*** RECORDS SUPPLIED ***
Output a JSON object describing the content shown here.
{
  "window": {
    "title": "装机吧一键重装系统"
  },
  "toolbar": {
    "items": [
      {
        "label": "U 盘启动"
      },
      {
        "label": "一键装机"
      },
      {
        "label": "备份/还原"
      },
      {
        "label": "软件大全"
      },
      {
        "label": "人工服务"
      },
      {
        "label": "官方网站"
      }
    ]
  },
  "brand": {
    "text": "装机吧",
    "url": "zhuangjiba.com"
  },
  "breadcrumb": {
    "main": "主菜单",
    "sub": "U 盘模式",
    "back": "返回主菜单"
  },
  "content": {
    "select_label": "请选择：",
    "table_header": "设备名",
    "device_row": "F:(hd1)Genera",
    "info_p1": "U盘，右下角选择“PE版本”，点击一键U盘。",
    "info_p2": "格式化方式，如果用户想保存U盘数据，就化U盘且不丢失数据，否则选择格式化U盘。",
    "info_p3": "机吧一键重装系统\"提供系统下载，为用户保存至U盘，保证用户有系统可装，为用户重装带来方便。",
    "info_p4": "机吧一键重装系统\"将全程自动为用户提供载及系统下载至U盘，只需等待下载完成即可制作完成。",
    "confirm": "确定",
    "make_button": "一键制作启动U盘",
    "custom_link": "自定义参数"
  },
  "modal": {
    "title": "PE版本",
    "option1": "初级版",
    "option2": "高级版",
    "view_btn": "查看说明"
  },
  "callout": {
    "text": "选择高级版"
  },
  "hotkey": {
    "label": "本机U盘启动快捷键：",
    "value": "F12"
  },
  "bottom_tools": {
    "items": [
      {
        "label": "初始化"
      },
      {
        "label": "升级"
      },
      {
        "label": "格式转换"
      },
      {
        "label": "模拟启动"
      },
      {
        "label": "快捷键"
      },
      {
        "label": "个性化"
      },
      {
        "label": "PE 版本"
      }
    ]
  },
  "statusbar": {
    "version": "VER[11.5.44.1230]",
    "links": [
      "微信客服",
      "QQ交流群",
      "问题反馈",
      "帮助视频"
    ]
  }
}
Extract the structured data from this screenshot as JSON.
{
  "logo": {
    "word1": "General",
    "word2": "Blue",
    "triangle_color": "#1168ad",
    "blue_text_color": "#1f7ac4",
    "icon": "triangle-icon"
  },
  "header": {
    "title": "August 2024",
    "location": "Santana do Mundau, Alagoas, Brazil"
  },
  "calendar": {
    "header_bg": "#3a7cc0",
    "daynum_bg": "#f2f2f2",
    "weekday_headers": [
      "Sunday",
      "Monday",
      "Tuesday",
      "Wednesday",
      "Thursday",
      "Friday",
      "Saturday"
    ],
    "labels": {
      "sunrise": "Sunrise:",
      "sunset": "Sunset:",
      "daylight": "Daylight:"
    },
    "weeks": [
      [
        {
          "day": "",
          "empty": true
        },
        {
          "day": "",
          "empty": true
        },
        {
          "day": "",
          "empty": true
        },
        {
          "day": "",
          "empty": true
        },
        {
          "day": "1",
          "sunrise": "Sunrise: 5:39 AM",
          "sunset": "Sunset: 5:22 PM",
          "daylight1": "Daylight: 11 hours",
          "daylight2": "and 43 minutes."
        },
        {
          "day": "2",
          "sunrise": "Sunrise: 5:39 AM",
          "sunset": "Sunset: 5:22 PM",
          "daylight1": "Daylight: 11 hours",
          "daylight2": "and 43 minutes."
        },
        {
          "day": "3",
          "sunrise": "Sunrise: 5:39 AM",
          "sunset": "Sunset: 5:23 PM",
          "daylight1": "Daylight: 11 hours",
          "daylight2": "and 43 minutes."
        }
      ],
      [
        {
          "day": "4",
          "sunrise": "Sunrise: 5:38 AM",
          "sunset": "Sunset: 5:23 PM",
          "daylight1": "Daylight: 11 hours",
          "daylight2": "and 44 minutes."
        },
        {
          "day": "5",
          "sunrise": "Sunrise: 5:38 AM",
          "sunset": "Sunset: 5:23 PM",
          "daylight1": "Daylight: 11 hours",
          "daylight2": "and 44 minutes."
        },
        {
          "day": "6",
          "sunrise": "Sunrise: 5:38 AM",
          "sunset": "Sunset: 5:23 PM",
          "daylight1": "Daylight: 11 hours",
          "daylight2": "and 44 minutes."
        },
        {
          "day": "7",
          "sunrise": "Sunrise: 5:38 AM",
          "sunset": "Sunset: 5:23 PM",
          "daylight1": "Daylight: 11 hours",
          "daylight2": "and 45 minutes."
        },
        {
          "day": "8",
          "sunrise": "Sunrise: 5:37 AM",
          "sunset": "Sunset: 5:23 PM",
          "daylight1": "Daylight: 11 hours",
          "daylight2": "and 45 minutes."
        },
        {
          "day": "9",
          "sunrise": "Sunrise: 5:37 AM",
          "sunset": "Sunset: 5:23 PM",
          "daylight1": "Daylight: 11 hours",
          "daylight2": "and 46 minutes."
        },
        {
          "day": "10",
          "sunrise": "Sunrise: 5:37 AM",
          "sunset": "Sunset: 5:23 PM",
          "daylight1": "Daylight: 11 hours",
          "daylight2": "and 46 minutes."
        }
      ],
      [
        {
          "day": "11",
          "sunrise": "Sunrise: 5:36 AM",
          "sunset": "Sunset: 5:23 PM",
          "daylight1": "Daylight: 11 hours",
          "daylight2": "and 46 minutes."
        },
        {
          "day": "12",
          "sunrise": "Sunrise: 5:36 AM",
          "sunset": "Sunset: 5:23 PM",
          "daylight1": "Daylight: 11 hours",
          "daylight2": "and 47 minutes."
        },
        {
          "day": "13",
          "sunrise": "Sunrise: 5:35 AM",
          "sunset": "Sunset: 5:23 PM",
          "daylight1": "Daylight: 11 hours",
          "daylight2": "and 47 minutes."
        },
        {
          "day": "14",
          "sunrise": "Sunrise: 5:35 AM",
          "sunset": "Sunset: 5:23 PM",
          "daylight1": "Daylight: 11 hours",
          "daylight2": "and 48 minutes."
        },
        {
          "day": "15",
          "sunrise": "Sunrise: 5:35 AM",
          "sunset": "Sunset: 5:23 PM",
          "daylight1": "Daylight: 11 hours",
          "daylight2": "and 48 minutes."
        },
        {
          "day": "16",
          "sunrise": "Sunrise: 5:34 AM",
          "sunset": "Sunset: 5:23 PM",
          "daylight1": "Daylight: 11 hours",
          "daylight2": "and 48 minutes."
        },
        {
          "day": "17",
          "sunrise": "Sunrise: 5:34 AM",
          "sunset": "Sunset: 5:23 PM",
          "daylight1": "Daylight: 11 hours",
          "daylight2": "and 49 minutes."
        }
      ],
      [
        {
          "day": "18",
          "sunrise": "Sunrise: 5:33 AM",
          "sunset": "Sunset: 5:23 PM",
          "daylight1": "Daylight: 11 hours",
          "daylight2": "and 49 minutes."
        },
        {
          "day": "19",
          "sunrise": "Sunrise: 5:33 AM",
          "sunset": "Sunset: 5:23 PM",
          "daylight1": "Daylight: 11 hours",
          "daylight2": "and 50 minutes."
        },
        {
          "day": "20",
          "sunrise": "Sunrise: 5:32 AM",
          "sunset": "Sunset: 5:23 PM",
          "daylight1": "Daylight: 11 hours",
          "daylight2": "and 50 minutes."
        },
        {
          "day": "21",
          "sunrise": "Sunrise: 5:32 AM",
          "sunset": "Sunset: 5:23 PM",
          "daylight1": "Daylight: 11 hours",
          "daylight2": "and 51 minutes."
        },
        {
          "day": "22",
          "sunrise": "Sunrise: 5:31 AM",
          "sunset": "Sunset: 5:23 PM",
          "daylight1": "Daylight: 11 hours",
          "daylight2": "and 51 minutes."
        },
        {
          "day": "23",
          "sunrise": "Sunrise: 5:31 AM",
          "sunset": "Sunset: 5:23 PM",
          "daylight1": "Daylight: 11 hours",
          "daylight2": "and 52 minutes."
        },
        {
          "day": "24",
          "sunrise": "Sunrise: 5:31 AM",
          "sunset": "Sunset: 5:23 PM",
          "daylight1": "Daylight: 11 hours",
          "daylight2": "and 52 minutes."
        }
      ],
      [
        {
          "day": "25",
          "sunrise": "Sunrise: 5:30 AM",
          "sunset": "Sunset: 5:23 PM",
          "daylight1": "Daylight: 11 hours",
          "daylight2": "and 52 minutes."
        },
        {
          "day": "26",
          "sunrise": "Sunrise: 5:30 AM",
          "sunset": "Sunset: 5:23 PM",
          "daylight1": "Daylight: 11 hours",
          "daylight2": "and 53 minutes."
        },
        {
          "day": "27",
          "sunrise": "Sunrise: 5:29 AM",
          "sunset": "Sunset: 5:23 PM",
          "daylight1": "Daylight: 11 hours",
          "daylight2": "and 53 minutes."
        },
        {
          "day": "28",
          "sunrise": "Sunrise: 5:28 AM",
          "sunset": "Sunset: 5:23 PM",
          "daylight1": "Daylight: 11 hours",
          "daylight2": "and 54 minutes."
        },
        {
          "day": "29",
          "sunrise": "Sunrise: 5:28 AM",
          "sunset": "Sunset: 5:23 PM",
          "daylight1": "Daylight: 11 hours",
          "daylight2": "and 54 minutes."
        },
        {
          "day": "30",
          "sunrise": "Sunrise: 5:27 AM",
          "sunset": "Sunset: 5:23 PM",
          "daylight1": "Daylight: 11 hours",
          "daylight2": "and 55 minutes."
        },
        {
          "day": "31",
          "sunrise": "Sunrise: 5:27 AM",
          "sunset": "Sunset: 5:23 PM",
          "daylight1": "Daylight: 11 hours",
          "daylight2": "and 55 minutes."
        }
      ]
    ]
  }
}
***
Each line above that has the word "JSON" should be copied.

*RESULT BELOW:*
Output a JSON object describing the content shown here.
Extract the structured data from this screenshot as JSON.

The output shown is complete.